Lango fringe apron

Lango fringe apron
Other views of this artifact:

Accession Number:
North of Lake Kyoga
Cultural Group:
Date Made:
By 1925
Animal Hide Skin , ?String , Ochre
Plaited , Knotted , Bound
L = 718 mm, L apron strings = 126 mm, Tail W = 9 mm, Th = 7.5 mm, belt body W = 8 mm, Th = 6.5 mm, diam strings = 1 mm; W binding strips = 5 mm [RTS 30/7/2004].
101.1 g
Local Name:
chip [cip]
Other Owners:
Jack Herbert Driberg
Field Collector:
Jack Herbert Driberg
PRM Source:
Jack Herbert Driberg
Donated 1925
Collected Date:
By 1925
Belt and fringe apron made from 3 strips of dark brown animal hide (Pantone black 4C), plaited tightly together to create a herringbone design, and bent into a circle that would fit around the waist. The long ends have been left unplaited, and gathered together into a bundle that extends for a further 276 mm beyond the body, forming a 'tail' that would stand stiffly out from the back. This tail is kept stiff with another thin strip of hide that has been wound tightly around the body. The binding been secured at its base by pushing it through the plaited body of the belt; a second binding strip has been knotted on halfway along the tail before being tied off near the top. An apron made of a fringe of loose hanging strings with swollen ends has been attached to the centre of the belt, opposite the tail. These are heavily coated with red ochre, as is the belt itself (Pantone 477C), which partially obscures the method by which the strings are attached - although there seems to be an additional hide strip woven in and out of the body at this point. The object is complete and intact, although the end of the binding strip is beginning to fray. There are a few odd dark hairs projecting from the tail, beneath the binding; these could be the remnant of hairs still attached to the surface of some of the hide strips. The apron has a weight of 101.1 grams, and is 718 mm long. The tail measures by 7.5 by 9 mm across its bound area; the binding strips are 5 mm wide. The belt body is 6.5 by 8 mm wide; the string apron has a length of 126 mm, while each individual string is roughly 1 mm in diameter.

Collected by Jack Herbert Driberg in Uganda, North of Lake Kyoga, and donated to the Pitt Rivers Museum in 1925.

According to museum records, this type of apron was worn by married women, and is known as a
chip. Driberg discusses such garments in his book on the Lango: “ From about the age of five girls wear over the pudenda a few strings or threads (called chip) made from the hibiscus, increasing in number with the age of the wearer. There are attached to a thin leather girdle ( del ) which is fastened behind and twisted into a stick-like leather continuation ( achudi) which projects backwards. If the father is prosperous, an unmarried girl wears an ariko , or apron of small metal chains in place of threads. (J.H. Driberg 1923, The Lango, pp 64-65). The chip and achudi del are illustrated by a photograph opposite p. 64. According to Driberg, achudi is simply defined as a protuberance or projection. ' Achudi del ' is specifically the projecting ends of this type of girdle (J.H. Driberg, 1923, The Lango, p. 359, defined in his Lango-English dictionary at the back of the volume).

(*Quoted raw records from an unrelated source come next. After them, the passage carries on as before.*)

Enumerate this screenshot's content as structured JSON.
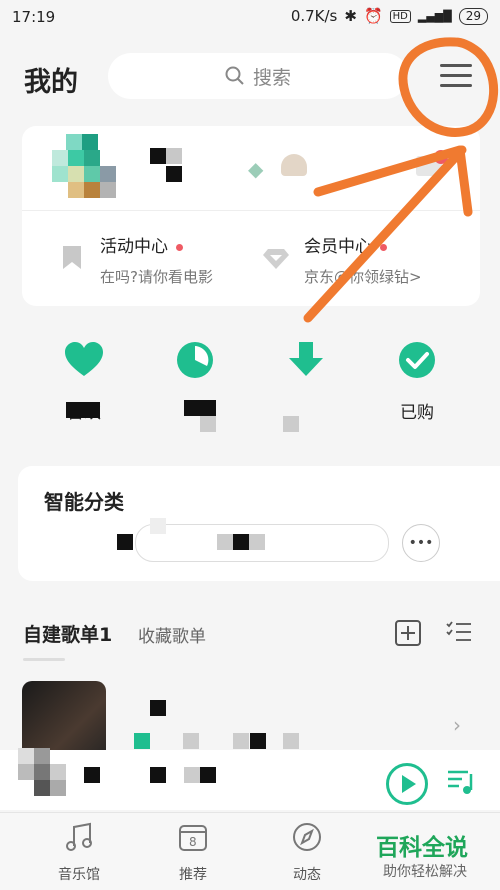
{
  "status_bar": {
    "time": "17:19",
    "speed": "0.7K/s",
    "battery": "29"
  },
  "header": {
    "title": "我的",
    "search_placeholder": "搜索"
  },
  "quick_links": [
    {
      "title": "活动中心",
      "subtitle": "在吗?请你看电影"
    },
    {
      "title": "会员中心",
      "subtitle": "京东@你领绿钻>"
    }
  ],
  "actions": [
    {
      "label": "喜欢",
      "icon": "heart-icon"
    },
    {
      "label": "",
      "icon": "clock-icon"
    },
    {
      "label": "",
      "icon": "download-icon"
    },
    {
      "label": "已购",
      "icon": "check-icon"
    }
  ],
  "smart_category": {
    "title": "智能分类"
  },
  "playlist_tabs": {
    "created": "自建歌单1",
    "collected": "收藏歌单"
  },
  "bottom_nav": [
    {
      "label": "音乐馆",
      "icon": "music-note-icon"
    },
    {
      "label": "推荐",
      "icon": "calendar-icon"
    },
    {
      "label": "动态",
      "icon": "compass-icon"
    }
  ],
  "watermark": {
    "title": "百科全说",
    "subtitle": "助你轻松解决"
  },
  "colors": {
    "accent": "#1fbe8f",
    "annotation": "#f07a30"
  }
}
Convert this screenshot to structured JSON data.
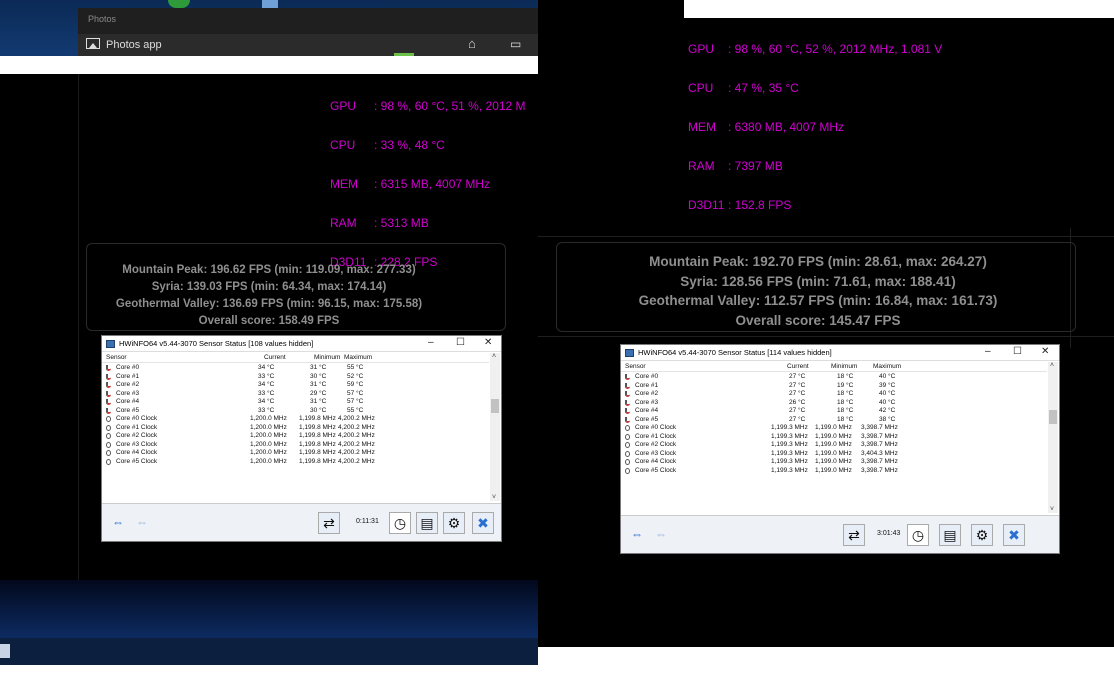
{
  "left_screen": {
    "photos_window": {
      "title": "Photos",
      "app_label": "Photos app"
    },
    "osd": {
      "gpu_label": "GPU",
      "gpu_value": ": 98 %, 60 °C, 51 %, 2012 M",
      "cpu_label": "CPU",
      "cpu_value": ": 33 %, 48 °C",
      "mem_label": "MEM",
      "mem_value": ": 6315 MB, 4007 MHz",
      "ram_label": "RAM",
      "ram_value": ": 5313 MB",
      "d3d_label": "D3D11",
      "d3d_value": ": 228.2 FPS"
    },
    "benchmark": {
      "line1": "Mountain Peak: 196.62 FPS (min: 119.09, max: 277.33)",
      "line2": "Syria: 139.03 FPS (min: 64.34, max: 174.14)",
      "line3": "Geothermal Valley: 136.69 FPS (min: 96.15, max: 175.58)",
      "line4": "Overall score: 158.49 FPS"
    },
    "hwinfo": {
      "title": "HWiNFO64 v5.44-3070 Sensor Status [108 values hidden]",
      "col_sensor": "Sensor",
      "col_current": "Current",
      "col_minimum": "Minimum",
      "col_maximum": "Maximum",
      "rows": [
        {
          "name": "Core #0",
          "cur": "34 °C",
          "min": "31 °C",
          "max": "55 °C"
        },
        {
          "name": "Core #1",
          "cur": "33 °C",
          "min": "30 °C",
          "max": "52 °C"
        },
        {
          "name": "Core #2",
          "cur": "34 °C",
          "min": "31 °C",
          "max": "59 °C"
        },
        {
          "name": "Core #3",
          "cur": "33 °C",
          "min": "29 °C",
          "max": "57 °C"
        },
        {
          "name": "Core #4",
          "cur": "34 °C",
          "min": "31 °C",
          "max": "57 °C"
        },
        {
          "name": "Core #5",
          "cur": "33 °C",
          "min": "30 °C",
          "max": "55 °C"
        },
        {
          "name": "Core #0 Clock",
          "cur": "1,200.0 MHz",
          "min": "1,199.8 MHz",
          "max": "4,200.2 MHz"
        },
        {
          "name": "Core #1 Clock",
          "cur": "1,200.0 MHz",
          "min": "1,199.8 MHz",
          "max": "4,200.2 MHz"
        },
        {
          "name": "Core #2 Clock",
          "cur": "1,200.0 MHz",
          "min": "1,199.8 MHz",
          "max": "4,200.2 MHz"
        },
        {
          "name": "Core #3 Clock",
          "cur": "1,200.0 MHz",
          "min": "1,199.8 MHz",
          "max": "4,200.2 MHz"
        },
        {
          "name": "Core #4 Clock",
          "cur": "1,200.0 MHz",
          "min": "1,199.8 MHz",
          "max": "4,200.2 MHz"
        },
        {
          "name": "Core #5 Clock",
          "cur": "1,200.0 MHz",
          "min": "1,199.8 MHz",
          "max": "4,200.2 MHz"
        }
      ],
      "timer": "0:11:31"
    }
  },
  "right_screen": {
    "osd": {
      "gpu_label": "GPU",
      "gpu_value": ": 98 %, 60 °C, 52 %, 2012 MHz, 1.081 V",
      "cpu_label": "CPU",
      "cpu_value": ": 47 %, 35 °C",
      "mem_label": "MEM",
      "mem_value": ": 6380 MB, 4007 MHz",
      "ram_label": "RAM",
      "ram_value": ": 7397 MB",
      "d3d_label": "D3D11",
      "d3d_value": ": 152.8 FPS"
    },
    "benchmark": {
      "line1": "Mountain Peak: 192.70 FPS (min: 28.61, max: 264.27)",
      "line2": "Syria: 128.56 FPS (min: 71.61, max: 188.41)",
      "line3": "Geothermal Valley: 112.57 FPS (min: 16.84, max: 161.73)",
      "line4": "Overall score: 145.47 FPS"
    },
    "hwinfo": {
      "title": "HWiNFO64 v5.44-3070 Sensor Status [114 values hidden]",
      "col_sensor": "Sensor",
      "col_current": "Current",
      "col_minimum": "Minimum",
      "col_maximum": "Maximum",
      "rows": [
        {
          "name": "Core #0",
          "cur": "27 °C",
          "min": "18 °C",
          "max": "40 °C"
        },
        {
          "name": "Core #1",
          "cur": "27 °C",
          "min": "19 °C",
          "max": "39 °C"
        },
        {
          "name": "Core #2",
          "cur": "27 °C",
          "min": "18 °C",
          "max": "40 °C"
        },
        {
          "name": "Core #3",
          "cur": "26 °C",
          "min": "18 °C",
          "max": "40 °C"
        },
        {
          "name": "Core #4",
          "cur": "27 °C",
          "min": "18 °C",
          "max": "42 °C"
        },
        {
          "name": "Core #5",
          "cur": "27 °C",
          "min": "18 °C",
          "max": "38 °C"
        },
        {
          "name": "Core #0 Clock",
          "cur": "1,199.3 MHz",
          "min": "1,199.0 MHz",
          "max": "3,398.7 MHz"
        },
        {
          "name": "Core #1 Clock",
          "cur": "1,199.3 MHz",
          "min": "1,199.0 MHz",
          "max": "3,398.7 MHz"
        },
        {
          "name": "Core #2 Clock",
          "cur": "1,199.3 MHz",
          "min": "1,199.0 MHz",
          "max": "3,398.7 MHz"
        },
        {
          "name": "Core #3 Clock",
          "cur": "1,199.3 MHz",
          "min": "1,199.0 MHz",
          "max": "3,404.3 MHz"
        },
        {
          "name": "Core #4 Clock",
          "cur": "1,199.3 MHz",
          "min": "1,199.0 MHz",
          "max": "3,398.7 MHz"
        },
        {
          "name": "Core #5 Clock",
          "cur": "1,199.3 MHz",
          "min": "1,199.0 MHz",
          "max": "3,398.7 MHz"
        }
      ],
      "timer": "3:01:43"
    }
  },
  "colors": {
    "osd": "#d200d2",
    "bench_text": "#8f8f8f",
    "background": "#000000"
  }
}
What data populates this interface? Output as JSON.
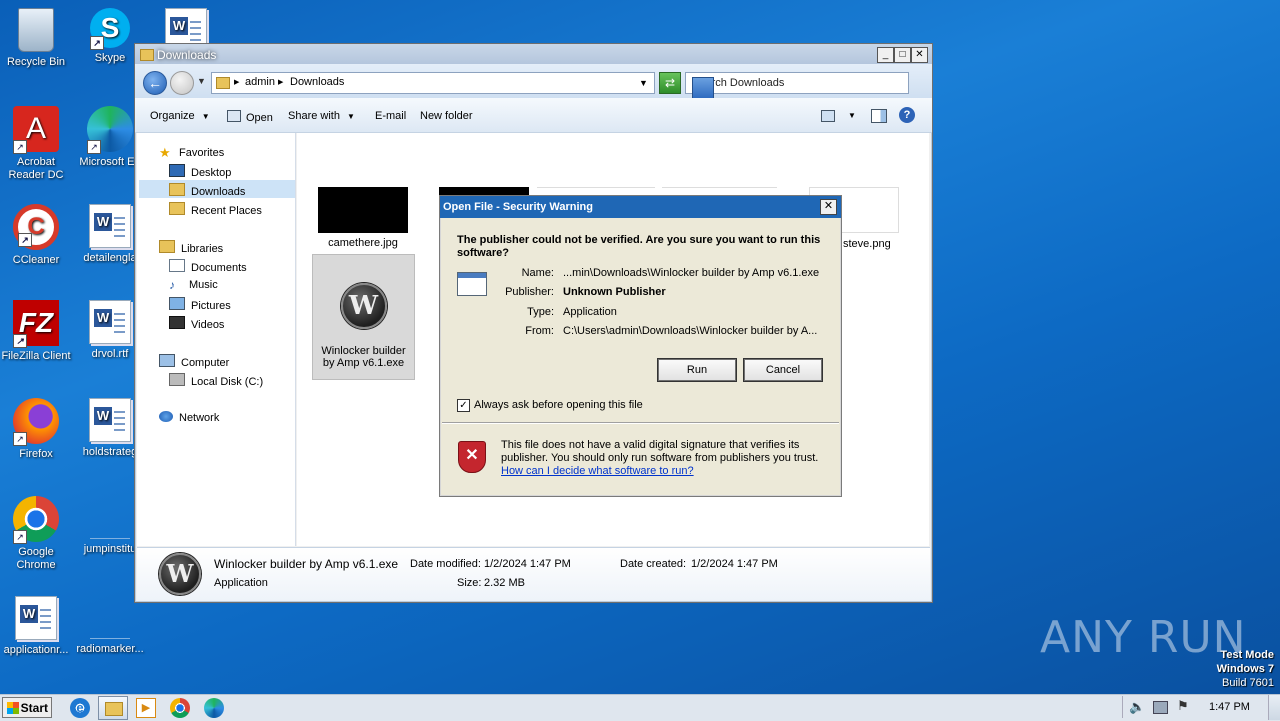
{
  "desktop": {
    "icons": [
      {
        "label": "Recycle Bin"
      },
      {
        "label": "Skype"
      },
      {
        "label": "Acrobat Reader DC"
      },
      {
        "label": "Microsoft Ed"
      },
      {
        "label": "CCleaner"
      },
      {
        "label": "detailengla"
      },
      {
        "label": "FileZilla Client"
      },
      {
        "label": "drvol.rtf"
      },
      {
        "label": "Firefox"
      },
      {
        "label": "holdstrateg"
      },
      {
        "label": "Google Chrome"
      },
      {
        "label": "jumpinstitu"
      },
      {
        "label": "applicationr..."
      },
      {
        "label": "radiomarker..."
      }
    ],
    "watermark": "ANY RUN",
    "os_info": {
      "line1": "Test Mode",
      "line2": "Windows 7",
      "line3": "Build 7601"
    }
  },
  "explorer": {
    "title": "Downloads",
    "breadcrumb": [
      "admin",
      "Downloads"
    ],
    "search_placeholder": "Search Downloads",
    "toolbar": {
      "organize": "Organize",
      "open": "Open",
      "share_with": "Share with",
      "email": "E-mail",
      "new_folder": "New folder"
    },
    "nav": {
      "favorites": "Favorites",
      "desktop": "Desktop",
      "downloads": "Downloads",
      "recent": "Recent Places",
      "libraries": "Libraries",
      "documents": "Documents",
      "music": "Music",
      "pictures": "Pictures",
      "videos": "Videos",
      "computer": "Computer",
      "local_disk": "Local Disk (C:)",
      "network": "Network"
    },
    "files": [
      {
        "name": "camethere.jpg"
      },
      {
        "name": "steve.png"
      },
      {
        "name": "Winlocker builder by Amp v6.1.exe"
      }
    ],
    "details": {
      "name": "Winlocker builder by Amp v6.1.exe",
      "type": "Application",
      "date_modified_label": "Date modified:",
      "date_modified": "1/2/2024 1:47 PM",
      "size_label": "Size:",
      "size": "2.32 MB",
      "date_created_label": "Date created:",
      "date_created": "1/2/2024 1:47 PM"
    }
  },
  "dialog": {
    "title": "Open File - Security Warning",
    "question": "The publisher could not be verified.  Are you sure you want to run this software?",
    "name_label": "Name:",
    "name": "...min\\Downloads\\Winlocker builder by Amp v6.1.exe",
    "publisher_label": "Publisher:",
    "publisher": "Unknown Publisher",
    "type_label": "Type:",
    "type": "Application",
    "from_label": "From:",
    "from": "C:\\Users\\admin\\Downloads\\Winlocker builder by A...",
    "run": "Run",
    "cancel": "Cancel",
    "always_ask": "Always ask before opening this file",
    "always_ask_checked": true,
    "warning_text": "This file does not have a valid digital signature that verifies its publisher.  You should only run software from publishers you trust.",
    "help_link": "How can I decide what software to run?"
  },
  "taskbar": {
    "start": "Start",
    "clock": "1:47 PM"
  }
}
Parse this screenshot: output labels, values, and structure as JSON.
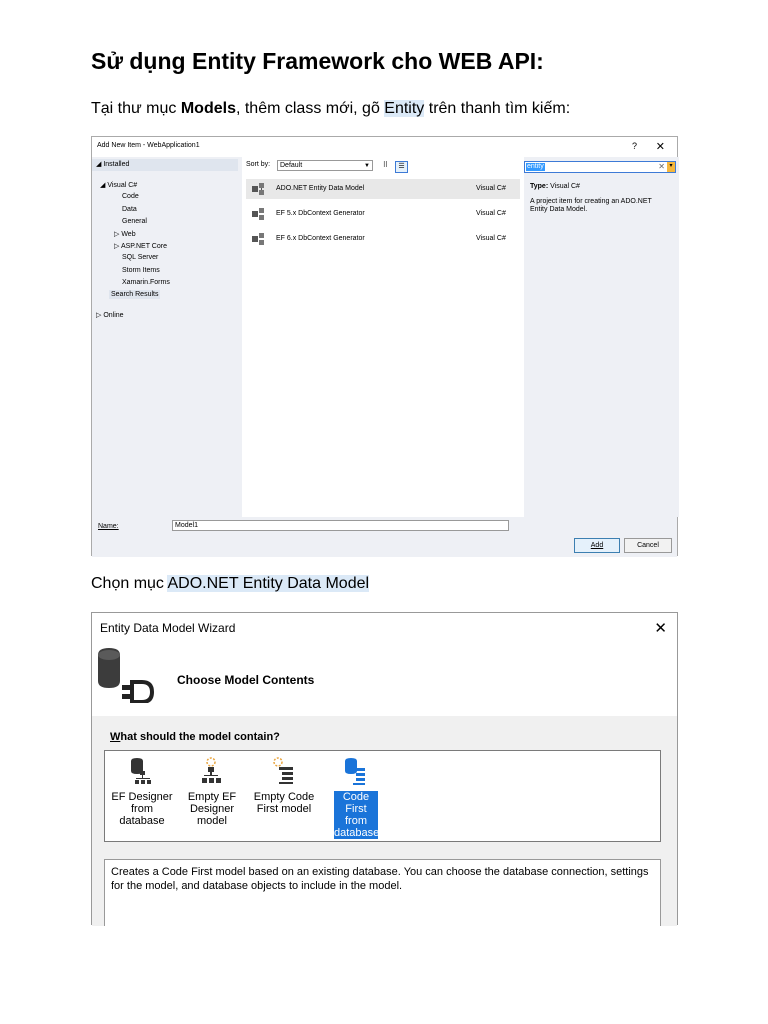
{
  "doc": {
    "title": "Sử dụng Entity Framework cho WEB API:",
    "para1": {
      "t1": "Tại thư mục ",
      "b1": "Models",
      "t2": ", thêm class mới, gõ ",
      "h1": "Entity",
      "t3": " trên thanh tìm kiếm:"
    },
    "para2": {
      "t1": "Chọn mục ",
      "h1": "ADO.NET Entity Data Model"
    }
  },
  "add_item_dialog": {
    "title": "Add New Item - WebApplication1",
    "help": "?",
    "close": "✕",
    "installed_label": "◢ Installed",
    "tree": [
      {
        "label": "◢  Visual C#"
      },
      {
        "label": "Code"
      },
      {
        "label": "Data"
      },
      {
        "label": "General"
      },
      {
        "label": "▷  Web"
      },
      {
        "label": "▷  ASP.NET Core"
      },
      {
        "label": "SQL Server"
      },
      {
        "label": "Storm Items"
      },
      {
        "label": "Xamarin.Forms"
      },
      {
        "label": "Search Results"
      },
      {
        "label": "▷  Online"
      }
    ],
    "sort_label": "Sort by:",
    "sort_value": "Default",
    "items": [
      {
        "name": "ADO.NET Entity Data Model",
        "lang": "Visual C#"
      },
      {
        "name": "EF 5.x DbContext Generator",
        "lang": "Visual C#"
      },
      {
        "name": "EF 6.x DbContext Generator",
        "lang": "Visual C#"
      }
    ],
    "search_value": "entity",
    "type_label": "Type:",
    "type_value": "Visual C#",
    "description": "A project item for creating an ADO.NET Entity Data Model.",
    "name_label": "Name:",
    "name_value": "Model1",
    "add_button": "Add",
    "cancel_button": "Cancel"
  },
  "wizard": {
    "title": "Entity Data Model Wizard",
    "close": "✕",
    "heading": "Choose Model Contents",
    "question_first": "W",
    "question_rest": "hat should the model contain?",
    "choices": [
      {
        "label": "EF Designer from database",
        "selected": false
      },
      {
        "label": "Empty EF Designer model",
        "selected": false
      },
      {
        "label": "Empty Code First model",
        "selected": false
      },
      {
        "label": "Code First from database",
        "selected": true
      }
    ],
    "description": "Creates a Code First model based on an existing database. You can choose the database connection, settings for the model, and database objects to include in the model."
  }
}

Driberg's discussion in his book does not seem to suggest that this particular style of apron should be associated specifically with married women, as stated in the accession book entry - unless this is implicit in the size of the
chip. Two decades after Driberg published his book on the Lango, Hayley observed that 'The chip is only worn on certain ceremonial occasions by the modern woman who wears clothes' (T.T.S Hayley, 1947, The Anatomy of Lango Religion and Groups, p. 183).

Rachael Sparks 25/9/2005.

Primary Documentation:
Accession Book Entry [VII, p. 189] - 1925 [pencil insert] 14 [end insert] J.H. DRIBERG , Esq. c/o the Postmaster, Khartoum. Specimens collected by himself among the LANGO tribe in the UGANDA PROTECTORATE, N. of LAKE KIOGA. Viz: [...] 1925.202 [pencil insert] 6 [end insert] - Married woman's girdle of plaited hide with string work apron ( chip ) in front & a stiff 'tail' behind.
Additional Accession Book Entry [VII, p. 25 top, in pencil] - blue numbers not valid & not on specimens. Inserted by an assistant in error.

Card Catalogue Entry - There is no further information on the catalogue card [RTS 24/5/2004].

?Pre-PRM label - Lango chip married [female symbol] dress [large paper tag, written in pencil, kept with object; RTS 30/7/2004].

Old Pitt Rivers Museum label -
Married woman's belt & fringe apron ( chip ). LANGO tribe, UGANDA PROT. (N. of L. Kioga). Pres. by J.H. Driberg 1925 [rectangular metal-edged tag, tied to object; RTS 30/7/2004].

Funded by Arts and Humanities Research Council
Help | About | Bibliography